- Opening Delimiter -

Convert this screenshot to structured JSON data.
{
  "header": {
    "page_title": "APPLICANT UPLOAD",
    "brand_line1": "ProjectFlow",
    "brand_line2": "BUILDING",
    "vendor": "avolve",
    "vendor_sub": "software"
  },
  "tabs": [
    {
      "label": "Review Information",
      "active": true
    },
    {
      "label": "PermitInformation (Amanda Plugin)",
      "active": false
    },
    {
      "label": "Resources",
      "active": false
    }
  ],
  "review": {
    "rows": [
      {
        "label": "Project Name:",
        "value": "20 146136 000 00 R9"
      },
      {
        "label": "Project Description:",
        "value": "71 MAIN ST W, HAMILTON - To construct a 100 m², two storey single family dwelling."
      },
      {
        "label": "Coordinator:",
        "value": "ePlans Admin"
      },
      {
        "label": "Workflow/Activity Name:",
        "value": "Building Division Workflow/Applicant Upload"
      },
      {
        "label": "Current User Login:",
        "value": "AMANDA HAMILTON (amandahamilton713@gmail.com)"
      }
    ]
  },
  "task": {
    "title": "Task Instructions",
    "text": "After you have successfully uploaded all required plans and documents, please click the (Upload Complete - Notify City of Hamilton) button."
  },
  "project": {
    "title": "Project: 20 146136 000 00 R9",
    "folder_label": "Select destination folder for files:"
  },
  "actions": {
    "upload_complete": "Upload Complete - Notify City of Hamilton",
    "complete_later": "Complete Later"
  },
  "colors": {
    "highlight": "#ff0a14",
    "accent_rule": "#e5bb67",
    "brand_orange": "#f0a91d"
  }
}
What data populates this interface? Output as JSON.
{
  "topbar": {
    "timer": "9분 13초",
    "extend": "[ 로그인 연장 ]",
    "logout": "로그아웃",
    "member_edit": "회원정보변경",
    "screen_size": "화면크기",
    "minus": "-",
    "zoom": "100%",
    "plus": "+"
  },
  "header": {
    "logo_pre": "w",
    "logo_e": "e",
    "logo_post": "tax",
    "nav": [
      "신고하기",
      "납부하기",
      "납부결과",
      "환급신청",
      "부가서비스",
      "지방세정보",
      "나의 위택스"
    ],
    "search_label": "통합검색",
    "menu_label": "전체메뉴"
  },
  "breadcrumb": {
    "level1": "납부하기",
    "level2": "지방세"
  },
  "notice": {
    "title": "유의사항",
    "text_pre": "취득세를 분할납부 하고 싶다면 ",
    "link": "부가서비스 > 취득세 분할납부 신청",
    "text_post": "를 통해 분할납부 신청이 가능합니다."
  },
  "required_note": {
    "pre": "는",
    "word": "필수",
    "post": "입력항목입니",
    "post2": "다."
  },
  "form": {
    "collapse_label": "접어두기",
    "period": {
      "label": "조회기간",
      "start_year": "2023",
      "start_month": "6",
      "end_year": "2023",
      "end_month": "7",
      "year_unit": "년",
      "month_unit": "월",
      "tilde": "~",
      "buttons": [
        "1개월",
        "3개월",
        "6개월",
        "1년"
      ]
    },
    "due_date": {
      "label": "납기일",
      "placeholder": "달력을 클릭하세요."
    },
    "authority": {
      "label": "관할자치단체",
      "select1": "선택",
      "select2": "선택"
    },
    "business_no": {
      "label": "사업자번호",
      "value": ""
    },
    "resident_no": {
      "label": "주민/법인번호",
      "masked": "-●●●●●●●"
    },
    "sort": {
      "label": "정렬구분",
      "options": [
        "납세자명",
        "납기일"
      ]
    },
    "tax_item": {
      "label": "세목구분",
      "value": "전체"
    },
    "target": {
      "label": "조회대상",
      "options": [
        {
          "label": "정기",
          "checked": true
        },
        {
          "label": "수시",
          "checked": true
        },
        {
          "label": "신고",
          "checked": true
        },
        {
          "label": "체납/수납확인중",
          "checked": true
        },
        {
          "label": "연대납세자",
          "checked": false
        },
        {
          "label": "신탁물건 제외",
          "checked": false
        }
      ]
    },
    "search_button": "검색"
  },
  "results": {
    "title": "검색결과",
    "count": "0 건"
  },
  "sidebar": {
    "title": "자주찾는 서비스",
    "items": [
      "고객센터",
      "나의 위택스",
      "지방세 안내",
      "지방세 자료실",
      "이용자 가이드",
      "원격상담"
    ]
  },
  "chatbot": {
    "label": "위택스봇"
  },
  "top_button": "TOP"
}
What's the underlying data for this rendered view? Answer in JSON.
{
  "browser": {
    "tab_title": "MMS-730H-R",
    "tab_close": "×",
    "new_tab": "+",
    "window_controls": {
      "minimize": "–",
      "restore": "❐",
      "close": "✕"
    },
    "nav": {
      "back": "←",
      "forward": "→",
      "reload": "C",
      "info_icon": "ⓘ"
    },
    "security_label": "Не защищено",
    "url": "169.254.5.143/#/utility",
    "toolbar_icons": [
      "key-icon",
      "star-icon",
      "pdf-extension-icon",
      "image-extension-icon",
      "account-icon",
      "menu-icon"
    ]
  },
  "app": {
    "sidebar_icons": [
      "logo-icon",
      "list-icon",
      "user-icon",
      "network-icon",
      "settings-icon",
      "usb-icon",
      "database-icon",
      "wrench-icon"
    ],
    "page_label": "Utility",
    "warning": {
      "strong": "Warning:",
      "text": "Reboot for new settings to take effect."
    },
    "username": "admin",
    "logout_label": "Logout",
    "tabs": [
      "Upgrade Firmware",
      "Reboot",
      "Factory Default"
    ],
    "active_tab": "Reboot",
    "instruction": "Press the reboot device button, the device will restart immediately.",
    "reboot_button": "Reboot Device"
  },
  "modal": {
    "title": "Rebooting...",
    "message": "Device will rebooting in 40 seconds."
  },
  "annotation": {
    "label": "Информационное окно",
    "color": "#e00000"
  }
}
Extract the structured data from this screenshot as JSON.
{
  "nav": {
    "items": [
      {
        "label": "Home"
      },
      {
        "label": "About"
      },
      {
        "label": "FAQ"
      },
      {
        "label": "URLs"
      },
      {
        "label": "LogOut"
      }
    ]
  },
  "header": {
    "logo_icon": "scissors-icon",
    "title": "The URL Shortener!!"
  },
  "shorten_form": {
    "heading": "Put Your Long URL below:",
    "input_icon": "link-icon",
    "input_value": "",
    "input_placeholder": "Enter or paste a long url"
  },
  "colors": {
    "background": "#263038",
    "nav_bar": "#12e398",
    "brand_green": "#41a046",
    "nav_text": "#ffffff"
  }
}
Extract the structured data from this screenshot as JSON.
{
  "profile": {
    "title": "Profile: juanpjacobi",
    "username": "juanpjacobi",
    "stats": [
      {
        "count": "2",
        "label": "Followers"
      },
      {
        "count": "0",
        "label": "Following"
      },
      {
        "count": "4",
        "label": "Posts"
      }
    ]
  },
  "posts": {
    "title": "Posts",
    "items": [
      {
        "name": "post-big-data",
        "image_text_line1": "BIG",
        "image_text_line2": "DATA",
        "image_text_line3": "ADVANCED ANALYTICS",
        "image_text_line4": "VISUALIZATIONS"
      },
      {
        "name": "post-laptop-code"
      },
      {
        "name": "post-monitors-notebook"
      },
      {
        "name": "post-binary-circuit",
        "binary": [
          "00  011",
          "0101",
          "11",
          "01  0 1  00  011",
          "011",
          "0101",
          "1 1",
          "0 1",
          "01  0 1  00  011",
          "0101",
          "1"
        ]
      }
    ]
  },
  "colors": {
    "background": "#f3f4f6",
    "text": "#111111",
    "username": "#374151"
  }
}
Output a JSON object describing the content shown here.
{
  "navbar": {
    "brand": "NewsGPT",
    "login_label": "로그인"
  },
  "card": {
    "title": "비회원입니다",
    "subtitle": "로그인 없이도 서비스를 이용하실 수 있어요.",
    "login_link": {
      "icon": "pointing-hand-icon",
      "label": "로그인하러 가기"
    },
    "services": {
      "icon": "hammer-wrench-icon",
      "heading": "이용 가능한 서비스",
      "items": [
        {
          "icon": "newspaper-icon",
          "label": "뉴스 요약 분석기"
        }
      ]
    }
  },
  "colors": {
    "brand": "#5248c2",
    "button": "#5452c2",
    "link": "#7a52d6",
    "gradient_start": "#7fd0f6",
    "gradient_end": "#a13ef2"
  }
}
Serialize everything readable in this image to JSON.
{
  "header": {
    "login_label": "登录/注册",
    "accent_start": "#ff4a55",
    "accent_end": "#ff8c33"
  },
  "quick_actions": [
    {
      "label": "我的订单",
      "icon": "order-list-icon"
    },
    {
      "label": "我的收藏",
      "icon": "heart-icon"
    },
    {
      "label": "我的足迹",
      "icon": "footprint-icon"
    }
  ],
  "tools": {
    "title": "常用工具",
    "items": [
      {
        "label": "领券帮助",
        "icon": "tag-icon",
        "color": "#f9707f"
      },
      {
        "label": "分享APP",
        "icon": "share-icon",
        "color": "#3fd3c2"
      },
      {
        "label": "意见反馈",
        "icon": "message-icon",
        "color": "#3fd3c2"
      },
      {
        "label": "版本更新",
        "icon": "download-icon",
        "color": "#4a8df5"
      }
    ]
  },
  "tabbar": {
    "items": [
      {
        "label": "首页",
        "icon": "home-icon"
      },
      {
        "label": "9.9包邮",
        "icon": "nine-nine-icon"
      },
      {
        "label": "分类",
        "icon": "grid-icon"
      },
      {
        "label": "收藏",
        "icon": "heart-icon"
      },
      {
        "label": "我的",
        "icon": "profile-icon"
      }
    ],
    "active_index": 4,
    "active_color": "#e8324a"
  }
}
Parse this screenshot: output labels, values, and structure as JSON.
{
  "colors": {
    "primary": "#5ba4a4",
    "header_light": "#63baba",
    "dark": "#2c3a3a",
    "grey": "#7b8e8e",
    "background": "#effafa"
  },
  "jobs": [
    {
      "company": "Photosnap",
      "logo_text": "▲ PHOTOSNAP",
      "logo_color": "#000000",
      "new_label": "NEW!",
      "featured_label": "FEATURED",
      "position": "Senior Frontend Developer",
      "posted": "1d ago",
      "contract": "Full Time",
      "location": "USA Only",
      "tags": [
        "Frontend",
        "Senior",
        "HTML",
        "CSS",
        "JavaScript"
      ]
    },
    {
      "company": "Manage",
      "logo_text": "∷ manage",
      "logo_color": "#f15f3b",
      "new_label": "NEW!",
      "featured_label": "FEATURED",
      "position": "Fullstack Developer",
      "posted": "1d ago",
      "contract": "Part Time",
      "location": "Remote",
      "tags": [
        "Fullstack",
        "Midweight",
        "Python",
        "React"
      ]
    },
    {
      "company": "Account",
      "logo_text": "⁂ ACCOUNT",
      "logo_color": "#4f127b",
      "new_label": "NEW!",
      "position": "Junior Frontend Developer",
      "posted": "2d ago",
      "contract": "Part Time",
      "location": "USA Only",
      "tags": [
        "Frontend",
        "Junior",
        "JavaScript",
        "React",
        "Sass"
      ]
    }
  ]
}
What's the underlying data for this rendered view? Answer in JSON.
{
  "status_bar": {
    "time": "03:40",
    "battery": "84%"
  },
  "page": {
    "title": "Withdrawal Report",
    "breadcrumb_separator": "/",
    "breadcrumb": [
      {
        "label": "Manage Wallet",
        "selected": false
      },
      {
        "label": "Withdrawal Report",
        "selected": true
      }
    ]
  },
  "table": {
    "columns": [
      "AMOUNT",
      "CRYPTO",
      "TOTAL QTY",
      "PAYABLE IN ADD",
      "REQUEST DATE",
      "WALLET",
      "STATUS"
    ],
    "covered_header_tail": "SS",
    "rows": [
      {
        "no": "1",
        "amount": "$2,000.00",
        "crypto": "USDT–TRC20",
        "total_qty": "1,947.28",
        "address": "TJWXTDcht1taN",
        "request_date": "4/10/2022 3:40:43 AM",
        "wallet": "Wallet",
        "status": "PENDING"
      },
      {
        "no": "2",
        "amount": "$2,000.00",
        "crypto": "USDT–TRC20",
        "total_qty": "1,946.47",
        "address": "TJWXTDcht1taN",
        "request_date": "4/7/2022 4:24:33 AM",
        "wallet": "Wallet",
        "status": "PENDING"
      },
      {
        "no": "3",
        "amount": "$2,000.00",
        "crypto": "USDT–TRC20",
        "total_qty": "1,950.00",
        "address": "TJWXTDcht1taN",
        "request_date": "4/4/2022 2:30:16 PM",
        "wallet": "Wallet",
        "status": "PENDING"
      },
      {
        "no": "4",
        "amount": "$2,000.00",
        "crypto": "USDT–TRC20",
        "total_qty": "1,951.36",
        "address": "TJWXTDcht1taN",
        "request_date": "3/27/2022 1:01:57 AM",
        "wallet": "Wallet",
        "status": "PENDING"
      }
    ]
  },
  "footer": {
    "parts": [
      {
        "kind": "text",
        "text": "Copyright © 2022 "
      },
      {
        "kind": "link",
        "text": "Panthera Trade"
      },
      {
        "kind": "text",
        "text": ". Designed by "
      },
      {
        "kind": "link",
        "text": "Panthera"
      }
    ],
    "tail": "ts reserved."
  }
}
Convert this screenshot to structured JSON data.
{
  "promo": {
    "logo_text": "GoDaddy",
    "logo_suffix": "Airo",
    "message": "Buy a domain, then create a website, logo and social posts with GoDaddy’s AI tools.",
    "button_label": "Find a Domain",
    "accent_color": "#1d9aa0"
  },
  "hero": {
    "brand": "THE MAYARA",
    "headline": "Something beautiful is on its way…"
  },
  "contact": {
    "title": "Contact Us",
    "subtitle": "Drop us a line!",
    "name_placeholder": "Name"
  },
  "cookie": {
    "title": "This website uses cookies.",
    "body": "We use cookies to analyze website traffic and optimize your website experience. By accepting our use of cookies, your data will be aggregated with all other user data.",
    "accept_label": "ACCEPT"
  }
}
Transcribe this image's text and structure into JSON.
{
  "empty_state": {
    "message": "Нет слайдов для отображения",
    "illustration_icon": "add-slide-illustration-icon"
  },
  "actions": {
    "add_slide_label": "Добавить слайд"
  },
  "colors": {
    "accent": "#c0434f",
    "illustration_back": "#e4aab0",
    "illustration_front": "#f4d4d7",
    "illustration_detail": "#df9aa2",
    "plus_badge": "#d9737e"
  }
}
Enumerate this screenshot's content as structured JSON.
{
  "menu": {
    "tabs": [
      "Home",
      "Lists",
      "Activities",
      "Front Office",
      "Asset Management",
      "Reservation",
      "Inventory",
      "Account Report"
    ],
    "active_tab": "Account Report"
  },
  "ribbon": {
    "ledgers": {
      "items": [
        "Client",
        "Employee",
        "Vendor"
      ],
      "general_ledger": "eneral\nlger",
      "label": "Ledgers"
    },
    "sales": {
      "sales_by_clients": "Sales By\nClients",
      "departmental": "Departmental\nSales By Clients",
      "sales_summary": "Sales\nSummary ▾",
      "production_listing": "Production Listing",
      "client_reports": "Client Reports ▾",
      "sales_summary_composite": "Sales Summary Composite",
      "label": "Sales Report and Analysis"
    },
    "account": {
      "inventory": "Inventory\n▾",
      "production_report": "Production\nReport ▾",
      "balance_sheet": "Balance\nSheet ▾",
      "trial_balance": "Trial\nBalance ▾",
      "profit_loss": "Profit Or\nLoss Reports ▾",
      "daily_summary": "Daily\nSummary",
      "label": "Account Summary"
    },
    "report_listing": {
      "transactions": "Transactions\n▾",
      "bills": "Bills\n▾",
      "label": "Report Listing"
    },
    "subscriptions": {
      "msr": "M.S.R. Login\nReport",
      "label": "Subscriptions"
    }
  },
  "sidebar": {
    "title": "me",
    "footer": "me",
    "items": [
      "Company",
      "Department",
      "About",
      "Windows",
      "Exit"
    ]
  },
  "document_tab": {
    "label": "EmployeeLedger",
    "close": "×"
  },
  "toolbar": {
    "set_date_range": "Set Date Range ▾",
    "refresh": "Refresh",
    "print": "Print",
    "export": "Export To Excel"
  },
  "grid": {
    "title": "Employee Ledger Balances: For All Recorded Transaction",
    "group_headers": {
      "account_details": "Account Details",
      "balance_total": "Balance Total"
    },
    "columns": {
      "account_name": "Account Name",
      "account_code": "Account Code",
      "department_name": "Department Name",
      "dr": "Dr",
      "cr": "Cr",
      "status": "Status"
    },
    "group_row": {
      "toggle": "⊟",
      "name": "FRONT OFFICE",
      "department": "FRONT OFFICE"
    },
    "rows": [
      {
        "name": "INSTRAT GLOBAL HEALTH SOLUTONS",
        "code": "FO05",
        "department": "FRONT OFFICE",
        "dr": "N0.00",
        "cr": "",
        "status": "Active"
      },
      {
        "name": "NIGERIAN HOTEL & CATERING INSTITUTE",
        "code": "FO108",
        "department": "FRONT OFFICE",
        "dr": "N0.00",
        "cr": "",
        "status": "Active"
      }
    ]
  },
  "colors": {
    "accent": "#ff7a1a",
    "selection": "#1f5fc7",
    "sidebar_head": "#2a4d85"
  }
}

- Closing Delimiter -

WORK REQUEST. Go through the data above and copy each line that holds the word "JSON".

ANSWER TO THIS TASK.
Convert this screenshot to structured JSON data.
What data populates this interface? Output as JSON.
What's the underlying data for this rendered view? Answer in JSON.
Extract the structured data from this screenshot as JSON.
Extract the structured data from this screenshot as JSON.
Output a JSON object describing the content shown here.
Serialize everything readable in this image to JSON.
Parse this screenshot: output labels, values, and structure as JSON.
What's the underlying data for this rendered view? Answer in JSON.
Convert this screenshot to structured JSON data.
Transcribe this image's text and structure into JSON.
Enumerate this screenshot's content as structured JSON.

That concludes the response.